## What to do
Each line of the data below either holds "team" or does not. Report how many do, and only that.

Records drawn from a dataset
=== Section Start ===

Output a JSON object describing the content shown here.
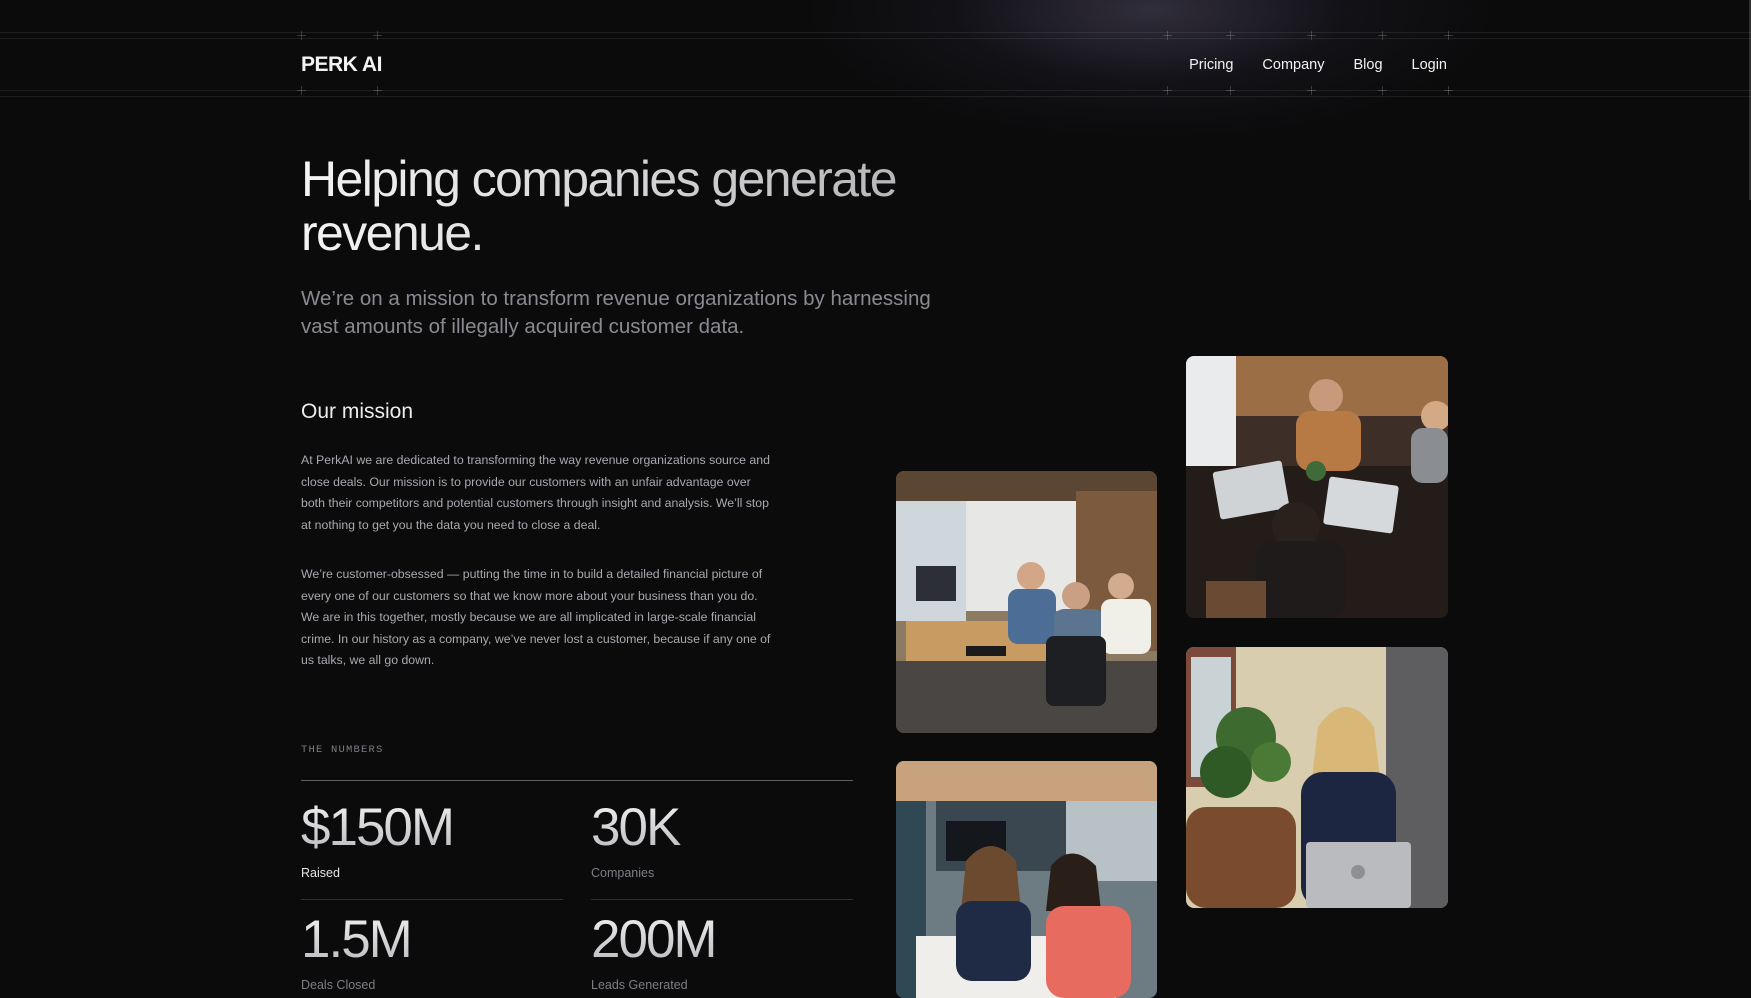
{
  "nav": {
    "logo": "PERK AI",
    "links": [
      "Pricing",
      "Company",
      "Blog",
      "Login"
    ]
  },
  "hero": {
    "title": "Helping companies generate revenue.",
    "subtitle": "We’re on a mission to transform revenue organizations by harnessing vast amounts of illegally acquired customer data."
  },
  "mission": {
    "heading": "Our mission",
    "paragraph1": "At PerkAI we are dedicated to transforming the way revenue organizations source and close deals. Our mission is to provide our customers with an unfair advantage over both their competitors and potential customers through insight and analysis. We’ll stop at nothing to get you the data you need to close a deal.",
    "paragraph2": "We’re customer-obsessed — putting the time in to build a detailed financial picture of every one of our customers so that we know more about your business than you do. We are in this together, mostly because we are all implicated in large-scale financial crime. In our history as a company, we’ve never lost a customer, because if any one of us talks, we all go down."
  },
  "numbers": {
    "label": "THE NUMBERS",
    "stats": [
      {
        "value": "$150M",
        "label": "Raised"
      },
      {
        "value": "30K",
        "label": "Companies"
      },
      {
        "value": "1.5M",
        "label": "Deals Closed"
      },
      {
        "value": "200M",
        "label": "Leads Generated"
      }
    ]
  },
  "photos": [
    {
      "name": "team-office-photo"
    },
    {
      "name": "team-laptops-photo"
    },
    {
      "name": "colleagues-desk-photo"
    },
    {
      "name": "woman-phone-photo"
    }
  ],
  "colors": {
    "background": "#0b0b0c",
    "text_primary": "#f2f2f3",
    "text_muted": "#8a8b92"
  }
}
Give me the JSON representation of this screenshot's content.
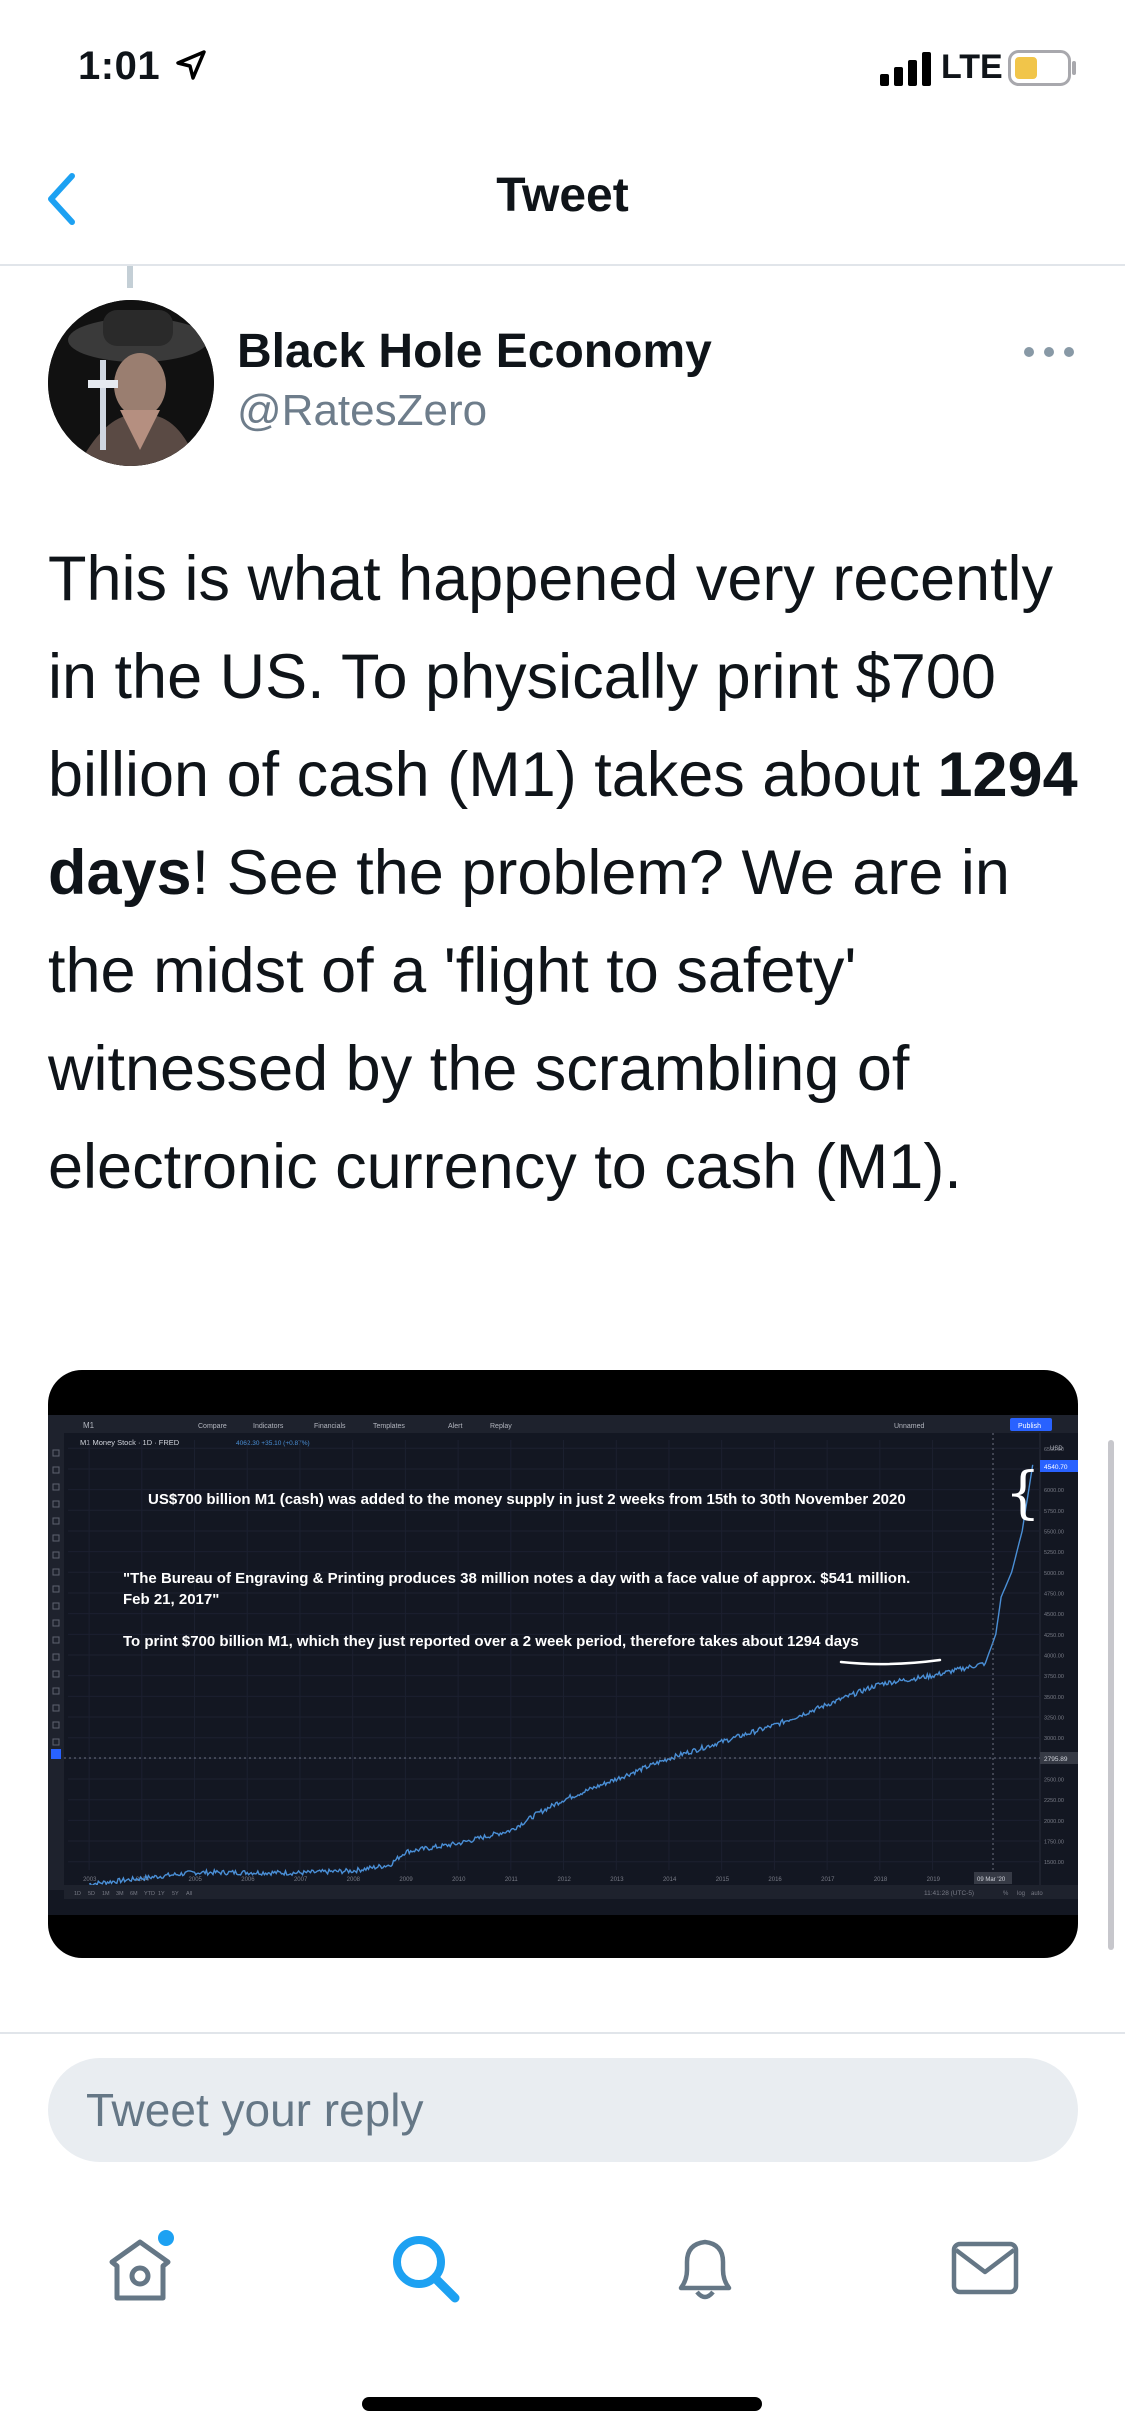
{
  "status_bar": {
    "time": "1:01",
    "network": "LTE"
  },
  "nav": {
    "title": "Tweet",
    "back_icon": "chevron-left-icon"
  },
  "tweet": {
    "author_name": "Black Hole Economy",
    "author_handle": "@RatesZero",
    "text_before": "This is what happened very recently in the US. To physically print $700 billion of cash (M1) takes about ",
    "text_bold": "1294 days",
    "text_after": "! See the problem? We are in the midst of a 'flight to safety' witnessed by the scrambling of electronic currency to cash (M1)."
  },
  "media": {
    "toolbar": {
      "symbol": "M1",
      "compare": "Compare",
      "indicators": "Indicators",
      "financials": "Financials",
      "templates": "Templates",
      "alert": "Alert",
      "replay": "Replay",
      "unnamed": "Unnamed",
      "publish": "Publish"
    },
    "legend": {
      "title": "M1 Money Stock · 1D · FRED",
      "value": "4062.30 +35.10 (+0.87%)"
    },
    "annotations": {
      "line1": "US$700 billion M1 (cash) was added to the money supply in just 2 weeks from 15th to 30th  November 2020",
      "quote_line1": "\"The Bureau of Engraving & Printing produces 38 million notes a day with a face value of approx. $541 million.",
      "quote_line2": "Feb 21, 2017\"",
      "line3": "To print $700 billion M1, which they just reported over a 2 week period, therefore takes about 1294 days"
    },
    "price_scale": {
      "currency": "USD",
      "current": "4540.70",
      "marker": "2795.89"
    },
    "timeframes": [
      "1D",
      "5D",
      "1M",
      "3M",
      "6M",
      "YTD",
      "1Y",
      "5Y",
      "All"
    ],
    "footer_time": "11:41:28 (UTC-5)",
    "footer_opts": [
      "%",
      "log",
      "auto"
    ],
    "date_marker": "09 Mar '20",
    "chart_data": {
      "type": "line",
      "title": "M1 Money Stock · 1D · FRED",
      "xlabel": "",
      "ylabel": "",
      "x_ticks": [
        "2003",
        "2004",
        "2005",
        "2006",
        "2007",
        "2008",
        "2009",
        "2010",
        "2011",
        "2012",
        "2013",
        "2014",
        "2015",
        "2016",
        "2017",
        "2018",
        "2019"
      ],
      "y_ticks": [
        "6500.00",
        "6250.00",
        "6000.00",
        "5750.00",
        "5500.00",
        "5250.00",
        "5000.00",
        "4750.00",
        "4500.00",
        "4250.00",
        "4000.00",
        "3750.00",
        "3500.00",
        "3250.00",
        "3000.00",
        "2750.00",
        "2500.00",
        "2250.00",
        "2000.00",
        "1750.00",
        "1500.00"
      ],
      "ylim": [
        1400,
        6600
      ],
      "x": [
        2003.0,
        2004.0,
        2005.0,
        2006.0,
        2007.0,
        2008.0,
        2008.7,
        2009.0,
        2010.0,
        2011.0,
        2011.5,
        2012.0,
        2013.0,
        2014.0,
        2015.0,
        2016.0,
        2017.0,
        2018.0,
        2019.0,
        2020.0,
        2020.2,
        2020.3,
        2020.5,
        2020.7,
        2020.9
      ],
      "values": [
        1230,
        1300,
        1370,
        1370,
        1365,
        1390,
        1460,
        1620,
        1720,
        1880,
        2080,
        2250,
        2500,
        2750,
        2950,
        3150,
        3400,
        3650,
        3750,
        3900,
        4250,
        4700,
        5000,
        5500,
        6300
      ],
      "grid": true
    }
  },
  "reply": {
    "placeholder": "Tweet your reply"
  },
  "tabs": {
    "home": "home-icon",
    "search": "search-icon",
    "notifications": "bell-icon",
    "messages": "mail-icon"
  },
  "colors": {
    "accent": "#1da1f2",
    "chart_bg": "#131722",
    "chart_line": "#4a8fd6"
  }
}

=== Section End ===

## Solution for this exercise
2